FIG. 14 is a graph showing the power added efficiency versus drain bias of the embodiment of FIG. 1. In FIG. 14, the ordinate represents power added efficiency in percent and the abscissa represents drain bias in volts. Curve 90 shows the power added efficiency of the castellated field effect transistor (CFET) at 4 GHz of 45% from 5 to 17 volts drain bias. Curve 91 shows the maximum theoretical Class Aν power-added efficiency value of 50%. Curve 92 shows the measured power added efficiency of a MESFET without castellation but otherwise similar and made by the Westinghouse Electric Corporation using state-of-the-art technology. Curve 92 shows 35% maximum power added efficiency at 4 GHz, degrading rapidly with drain bias reaching 25% at a drain bias of 10 volts.

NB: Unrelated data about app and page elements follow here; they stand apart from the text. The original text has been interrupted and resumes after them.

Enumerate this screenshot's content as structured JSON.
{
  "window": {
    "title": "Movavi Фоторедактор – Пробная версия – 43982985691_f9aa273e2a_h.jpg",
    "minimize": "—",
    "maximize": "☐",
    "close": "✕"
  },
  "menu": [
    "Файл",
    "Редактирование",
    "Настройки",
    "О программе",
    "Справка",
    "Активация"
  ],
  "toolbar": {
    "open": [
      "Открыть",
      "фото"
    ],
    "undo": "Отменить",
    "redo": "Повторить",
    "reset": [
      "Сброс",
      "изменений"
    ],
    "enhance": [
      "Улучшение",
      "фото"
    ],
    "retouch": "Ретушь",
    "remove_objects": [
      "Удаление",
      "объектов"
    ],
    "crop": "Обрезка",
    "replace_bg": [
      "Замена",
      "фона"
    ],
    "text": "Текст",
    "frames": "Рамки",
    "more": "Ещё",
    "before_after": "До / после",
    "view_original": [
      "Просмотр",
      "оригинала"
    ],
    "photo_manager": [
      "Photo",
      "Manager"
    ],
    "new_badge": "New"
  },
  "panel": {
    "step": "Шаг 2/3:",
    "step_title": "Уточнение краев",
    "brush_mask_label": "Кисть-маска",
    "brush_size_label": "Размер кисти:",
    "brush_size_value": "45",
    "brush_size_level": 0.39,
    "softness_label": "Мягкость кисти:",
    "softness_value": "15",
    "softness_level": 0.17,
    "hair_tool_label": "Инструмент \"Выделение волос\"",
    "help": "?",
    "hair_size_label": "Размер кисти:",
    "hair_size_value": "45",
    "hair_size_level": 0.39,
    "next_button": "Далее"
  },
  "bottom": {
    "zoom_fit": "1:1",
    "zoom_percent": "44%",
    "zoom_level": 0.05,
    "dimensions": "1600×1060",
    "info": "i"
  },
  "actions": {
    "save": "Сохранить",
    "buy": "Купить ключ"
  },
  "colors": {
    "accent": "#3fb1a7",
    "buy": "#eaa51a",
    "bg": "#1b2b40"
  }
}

FIG. 15 is a graph showing the output power versus drain bias of the embodiment of FIG. 1. In FIG. 15 the ordinate represents rf output power at 4 GHz and the abscissa represents drain bias in volts. Curve 93 shows the rf output power at 4 GHz of the castellated field effect transistor (CFET) with a drain bias from 6 to 17 volts. The output power increases with drain bias. Curve 94 shows the rf output power at 4 GHz of a MESFET without castellations but otherwise similar, referred to with respect to curve 92 in FIG. 14. Curve 94 shows output power saturation as the drain bias increases and with further increases, the output power decreases. The reduction in output power shown by curve 94 in FIG. 15 and the reduction in power-added efficiency shown by curve 92 in FIG. 14 with increase drain bias in the MESFET without castellations are indicators of an inhibited current swing in the device due to substrate leakage currents.
A method and apparatus has been described for a new field effect transistor wherein the gate electrode is castellated or allowed to pass through the semiconductor layer forming the transistor channel wherein the conducting channel is divided into a plurality of conductors with a depletion region wrapped around each conducting path.
In one embodiment, the castellations are formed by openings in the semiconductor layer, permitting the gate electrode to form a Schottky barrier diode with the substrte of semi-insulating material and a Schottky barrier diode with the semiconductor layer conducting the current.
In an alternate embodiment, semi-insulating regions are formed in the layer in place of openings and the gate electrode is deposited across both insulating regions and the conducting bars therebetween to provide a depletion region through the insulating regions into the semi-insulating substrate below the channel. The invention permits the insulating regions to be formed by masking a semiconductor layer prior to activation by ion implanting silicon for example into gallium arsenide. Alternately, a layer of gallium arsenide may be activated by ion implantation with subsequent proton implantation in selected regions to damage the material and convert the material back to semi-insulating semiconductor material. The proton damage in selected regions may be defined by a mask deposited over the semiconductor layer.